=== EXERCISE INSTRUCTIONS ===
Reproduce the listing that follows so that each line matches the original exactly.

=== DATA SECTION ===
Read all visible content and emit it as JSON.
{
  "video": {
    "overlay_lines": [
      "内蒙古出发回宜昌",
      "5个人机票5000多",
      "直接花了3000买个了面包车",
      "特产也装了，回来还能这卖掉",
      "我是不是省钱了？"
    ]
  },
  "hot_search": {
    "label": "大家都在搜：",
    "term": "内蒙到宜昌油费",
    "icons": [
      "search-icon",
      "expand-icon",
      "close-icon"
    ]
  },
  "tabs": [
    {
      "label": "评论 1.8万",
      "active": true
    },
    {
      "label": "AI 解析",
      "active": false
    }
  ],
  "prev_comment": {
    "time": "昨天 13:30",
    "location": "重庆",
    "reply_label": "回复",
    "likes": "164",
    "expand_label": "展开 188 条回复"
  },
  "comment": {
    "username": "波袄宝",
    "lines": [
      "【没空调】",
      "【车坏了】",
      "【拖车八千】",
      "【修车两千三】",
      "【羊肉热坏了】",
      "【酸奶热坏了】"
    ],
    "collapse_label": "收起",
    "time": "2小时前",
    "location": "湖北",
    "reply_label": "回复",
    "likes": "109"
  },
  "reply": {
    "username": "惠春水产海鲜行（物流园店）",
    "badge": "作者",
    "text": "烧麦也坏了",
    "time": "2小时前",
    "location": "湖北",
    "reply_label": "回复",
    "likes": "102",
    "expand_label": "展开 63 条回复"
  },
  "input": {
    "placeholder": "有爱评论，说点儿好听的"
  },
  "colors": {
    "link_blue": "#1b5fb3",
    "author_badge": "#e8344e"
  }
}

=== WRITTEN RESPONSE ===
Read all visible content and emit it as JSON.
{
  "video": {
    "overlay_lines": [
      "内蒙古出发回宜昌",
      "5个人机票5000多",
      "直接花了3000买个了面包车",
      "特产也装了，回来还能这卖掉",
      "我是不是省钱了？"
    ]
  },
  "hot_search": {
    "label": "大家都在搜：",
    "term": "内蒙到宜昌油费",
    "icons": [
      "search-icon",
      "expand-icon",
      "close-icon"
    ]
  },
  "tabs": [
    {
      "label": "评论 1.8万",
      "active": true
    },
    {
      "label": "AI 解析",
      "active": false
    }
  ],
  "prev_comment": {
    "time": "昨天 13:30",
    "location": "重庆",
    "reply_label": "回复",
    "likes": "164",
    "expand_label": "展开 188 条回复"
  },
  "comment": {
    "username": "波袄宝",
    "lines": [
      "【没空调】",
      "【车坏了】",
      "【拖车八千】",
      "【修车两千三】",
      "【羊肉热坏了】",
      "【酸奶热坏了】"
    ],
    "collapse_label": "收起",
    "time": "2小时前",
    "location": "湖北",
    "reply_label": "回复",
    "likes": "109"
  },
  "reply": {
    "username": "惠春水产海鲜行（物流园店）",
    "badge": "作者",
    "text": "烧麦也坏了",
    "time": "2小时前",
    "location": "湖北",
    "reply_label": "回复",
    "likes": "102",
    "expand_label": "展开 63 条回复"
  },
  "input": {
    "placeholder": "有爱评论，说点儿好听的"
  },
  "colors": {
    "link_blue": "#1b5fb3",
    "author_badge": "#e8344e"
  }
}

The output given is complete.